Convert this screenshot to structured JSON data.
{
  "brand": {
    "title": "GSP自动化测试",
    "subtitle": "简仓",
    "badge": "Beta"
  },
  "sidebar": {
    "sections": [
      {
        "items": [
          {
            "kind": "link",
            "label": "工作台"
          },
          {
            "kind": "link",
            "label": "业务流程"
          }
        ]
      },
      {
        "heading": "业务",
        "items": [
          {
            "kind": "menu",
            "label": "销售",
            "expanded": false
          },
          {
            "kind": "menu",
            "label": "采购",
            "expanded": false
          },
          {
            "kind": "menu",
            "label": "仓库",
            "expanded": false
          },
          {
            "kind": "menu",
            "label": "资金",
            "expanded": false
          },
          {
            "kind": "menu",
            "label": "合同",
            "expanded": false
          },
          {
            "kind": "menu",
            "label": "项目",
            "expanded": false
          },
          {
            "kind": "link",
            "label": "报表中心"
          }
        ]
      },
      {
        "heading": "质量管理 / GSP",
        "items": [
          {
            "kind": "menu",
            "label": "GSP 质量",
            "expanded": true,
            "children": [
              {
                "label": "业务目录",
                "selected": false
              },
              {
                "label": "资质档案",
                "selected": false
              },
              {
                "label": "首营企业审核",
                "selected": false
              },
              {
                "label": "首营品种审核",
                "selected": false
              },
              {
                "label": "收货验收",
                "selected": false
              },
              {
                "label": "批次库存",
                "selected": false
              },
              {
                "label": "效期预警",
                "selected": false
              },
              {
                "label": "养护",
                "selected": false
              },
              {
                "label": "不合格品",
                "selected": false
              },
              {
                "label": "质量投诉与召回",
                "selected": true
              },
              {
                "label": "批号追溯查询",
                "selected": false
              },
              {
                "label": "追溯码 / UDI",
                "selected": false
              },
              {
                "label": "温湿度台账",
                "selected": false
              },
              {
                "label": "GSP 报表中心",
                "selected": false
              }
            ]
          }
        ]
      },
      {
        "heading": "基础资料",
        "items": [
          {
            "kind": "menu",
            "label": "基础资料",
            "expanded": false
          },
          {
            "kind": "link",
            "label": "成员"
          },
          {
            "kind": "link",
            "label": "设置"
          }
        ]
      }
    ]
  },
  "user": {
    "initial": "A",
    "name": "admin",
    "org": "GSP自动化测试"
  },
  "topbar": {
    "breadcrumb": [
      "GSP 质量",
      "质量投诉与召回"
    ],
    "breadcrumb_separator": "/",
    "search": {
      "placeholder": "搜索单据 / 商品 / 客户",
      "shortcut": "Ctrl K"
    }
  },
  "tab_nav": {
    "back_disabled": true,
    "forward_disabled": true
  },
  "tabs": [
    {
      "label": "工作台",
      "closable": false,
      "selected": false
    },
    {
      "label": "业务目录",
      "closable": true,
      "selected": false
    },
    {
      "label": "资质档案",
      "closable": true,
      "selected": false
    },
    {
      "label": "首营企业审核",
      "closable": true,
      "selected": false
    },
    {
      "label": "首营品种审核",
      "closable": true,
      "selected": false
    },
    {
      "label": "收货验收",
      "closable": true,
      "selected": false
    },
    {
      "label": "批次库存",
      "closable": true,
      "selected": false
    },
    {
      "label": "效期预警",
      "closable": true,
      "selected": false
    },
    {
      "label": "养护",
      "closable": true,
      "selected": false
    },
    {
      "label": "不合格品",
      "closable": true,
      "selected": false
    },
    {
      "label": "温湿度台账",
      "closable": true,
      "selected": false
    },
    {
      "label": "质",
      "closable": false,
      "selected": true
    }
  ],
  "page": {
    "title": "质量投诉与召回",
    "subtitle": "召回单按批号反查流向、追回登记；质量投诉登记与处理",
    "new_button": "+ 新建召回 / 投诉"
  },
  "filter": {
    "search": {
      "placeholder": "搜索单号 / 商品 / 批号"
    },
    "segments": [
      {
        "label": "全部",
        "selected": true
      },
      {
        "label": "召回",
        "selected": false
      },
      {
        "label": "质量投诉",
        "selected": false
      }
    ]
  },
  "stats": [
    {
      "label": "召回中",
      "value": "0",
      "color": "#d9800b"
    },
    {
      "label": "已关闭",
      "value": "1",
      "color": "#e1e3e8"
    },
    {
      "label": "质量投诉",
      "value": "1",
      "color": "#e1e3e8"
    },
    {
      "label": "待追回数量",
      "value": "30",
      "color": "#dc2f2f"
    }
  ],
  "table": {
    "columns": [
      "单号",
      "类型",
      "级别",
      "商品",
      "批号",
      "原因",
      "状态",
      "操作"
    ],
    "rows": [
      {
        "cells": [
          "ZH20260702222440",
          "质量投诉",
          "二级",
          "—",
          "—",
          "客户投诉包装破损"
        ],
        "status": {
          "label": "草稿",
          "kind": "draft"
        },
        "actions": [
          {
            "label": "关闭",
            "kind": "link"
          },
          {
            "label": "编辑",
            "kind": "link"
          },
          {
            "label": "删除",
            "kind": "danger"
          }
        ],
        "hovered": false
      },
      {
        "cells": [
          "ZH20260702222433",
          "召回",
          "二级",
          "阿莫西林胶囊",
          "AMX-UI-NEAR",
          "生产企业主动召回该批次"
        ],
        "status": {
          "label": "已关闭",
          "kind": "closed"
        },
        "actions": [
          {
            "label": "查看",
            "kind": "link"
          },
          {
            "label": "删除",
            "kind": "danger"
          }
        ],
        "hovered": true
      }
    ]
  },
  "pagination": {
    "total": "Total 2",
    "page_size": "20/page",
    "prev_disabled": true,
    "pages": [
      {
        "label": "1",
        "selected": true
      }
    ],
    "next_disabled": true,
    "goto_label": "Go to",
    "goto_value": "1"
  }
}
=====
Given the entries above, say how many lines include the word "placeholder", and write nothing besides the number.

◆ **Solution to this problem**:
2